Flying high

Brian Wynne takes a look at how UAS are helping the construction industry to reach new heights

Thousands of construction businesses around the world are incorporating unmanned aircraft systems (UAS), commonly known as drones, into their operations. Thanks to this technology, contractors, engineers and other construction professionals are able to conduct tasks more quickly, safely and efficiently than ever before.

As president and CEO of the Association for Unmanned Vehicle Systems International (AUVSI), the world’s largest non-profit organization dedicated exclusively to the advancement of unmanned systems and robotics, I have had the opportunity to witness the innovation taking place in the construction sector firsthand. In fact, the construction and inspection industries were some of the earliest adopters of drone technology.

In the United States prior to August 2016, businesses needed to gain approval to fly UAS commercially. This authorization, granted on a case-by-case basis by the Federal Aviation Administration (FAA), gave a clear picture of exactly who was flying and for what purposes. An analysis of these authorizations by AUVSI found that over half of all businesses flying at that time were doing so for construction or inspection purposes.

Today, there is a federal regulatory framework that allows for more widespread use of UAS, and construction sites are reaping the benefits. Using UAS to survey and CT 17 7 Dronesmap sites before construction begins can help companies plan more efficiently, reducing the need to readjust after projects have started. Additionally, UAS can provide an aerial perspective at a much lower cost than manned aircraft or other equipment that engineers may employ. UAS help reduce the cost of inspecting work done at higher elevations, including the many joints in a building’s envelope and the caulking, flashing or other work needed to prevent water damage.

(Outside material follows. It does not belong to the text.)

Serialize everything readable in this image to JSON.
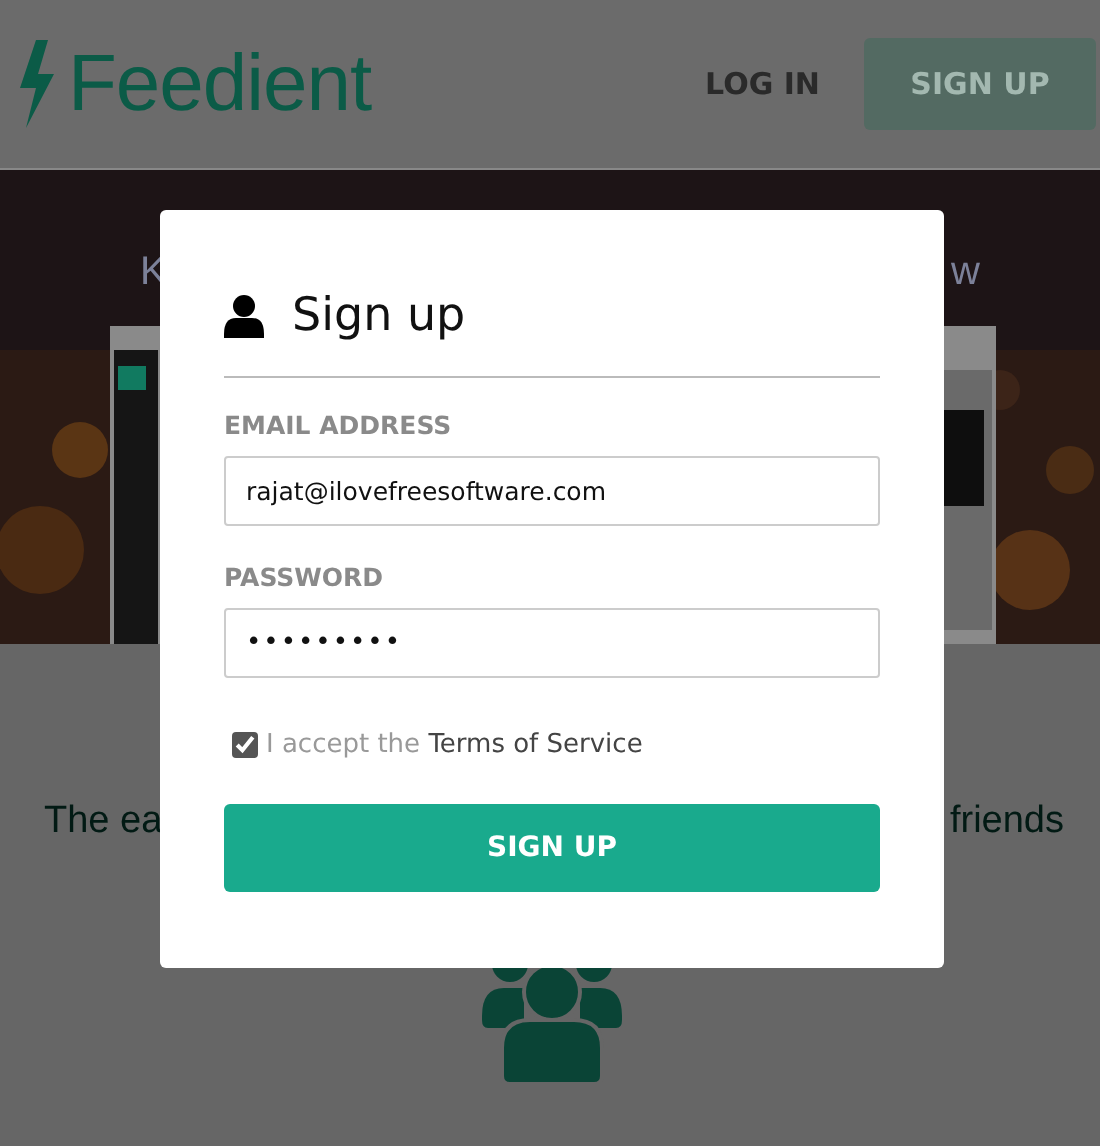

While much has been accomplished, UAS operations at construction sites are still limited by current regulation. In the United States, for example, the FAA’s small UAS rule (also known as Part 107) operators must fly under 400 feet, within visual line of sight, only during daylight hours and within 400 feet of a vertical structure. However, recognizing the need for the rule to be flexible, the waiver process under Part 107 allows for expanded types of operations. These waivers allow a company or organization to fly beyond line of sight to inspect pipelines or fly over people in densely populated areas or at a bustling construction site.

The construction industry has demonstrated through these waivers that it can safely and reliably integrate drones into existing operations. Now, we are ready to take the next steps. A regulatory framework is needed that allows for widespread expanded operations; for example, allowing any business that wishes to fly their UAS at night or over people to do so if they follow the established regulation.

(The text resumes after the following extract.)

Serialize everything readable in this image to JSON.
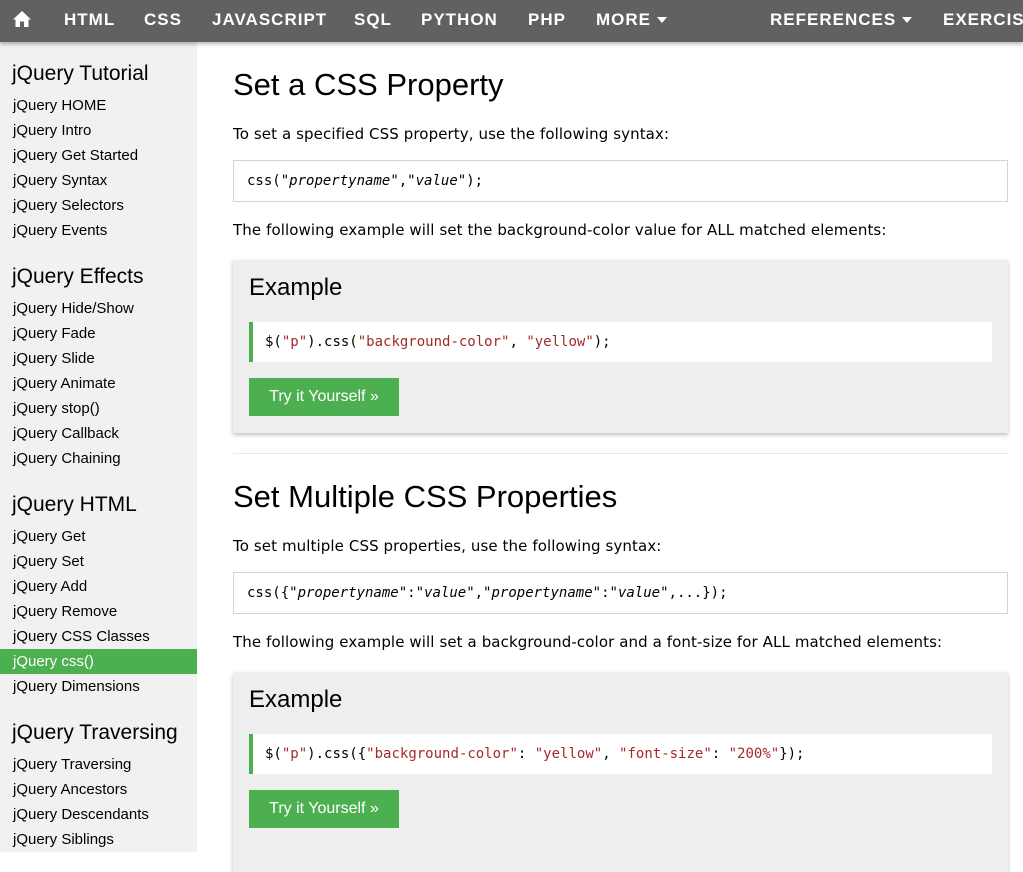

Widespread adoption of expanded operations will reduce barriers to innovation and allow the construction industry to use UAS in new and transformative ways. For example, UAS that are permitted to fly at night, as well as during the day, would allow workers to take advantage of the many benefits of UAS around the clock. In addition, other countries have reduced delivery times and costs dramatically by using drones, which can reach people in remote areas and provide vital resources and supplies.

Initial flight operations in the United States have already successfully delivered everything from candy to critical medical supplies, even providing contact-free delivery of prescriptions to a retirement community during the coronavirus pandemic. And small-scale UAS delivery could prove beneficial at large construction sites to ferry supplies to worksites that are inaccessible or dangerous for manned ground vehicles.

Widespread deployment of expanded operations such as UAS deliveries are dependent on a remote identification regulation that is now being finalized to identify and track UAS flying in the airspace. This will help improve safety and security, equipping law enforcement and other officials with a critical tool to distinguish authorized UAS – for example, those providing aerial imaging or delivery services at a construction site – from those that may pose a threat.

Safety is a top priority for the UAS industry as it is for the construction industry. We are committed to fostering a culture of safety and innovation so we can truly tap into the full potential of this technology. That’s why, in 2014, AUVSI launched the Know Before You Fly campaign with the Academy of Model Aeronautics and in partnership with the FAA. Know Before You Fly provides UAS operators with the information and guidance they need to fly safely and responsibly before they take to the skies, including a list of the regulations that those flying for commercial purposes must follow. If you’re interested in learning more about how to safely integrate UAS into your business, I encourage you to visit

The construction industry has been at the forefront of drone innovation. A regulatory environment that allows for widespread expanded UAS operations will help further the development of the technology and the numerous applications and benefits it will enable.

Brian Wynne is president and CEO of the Association for Unmanned Vehicle Systems International (AUVSI). AUVSI – the world’s largest non-profit organization dedicated to the advancement of unmanned systems and robotics – represents corporations and professionals from more than 60 countries involved in industry, government and academia. AUVSI members work in the defense, civil and commercial markets.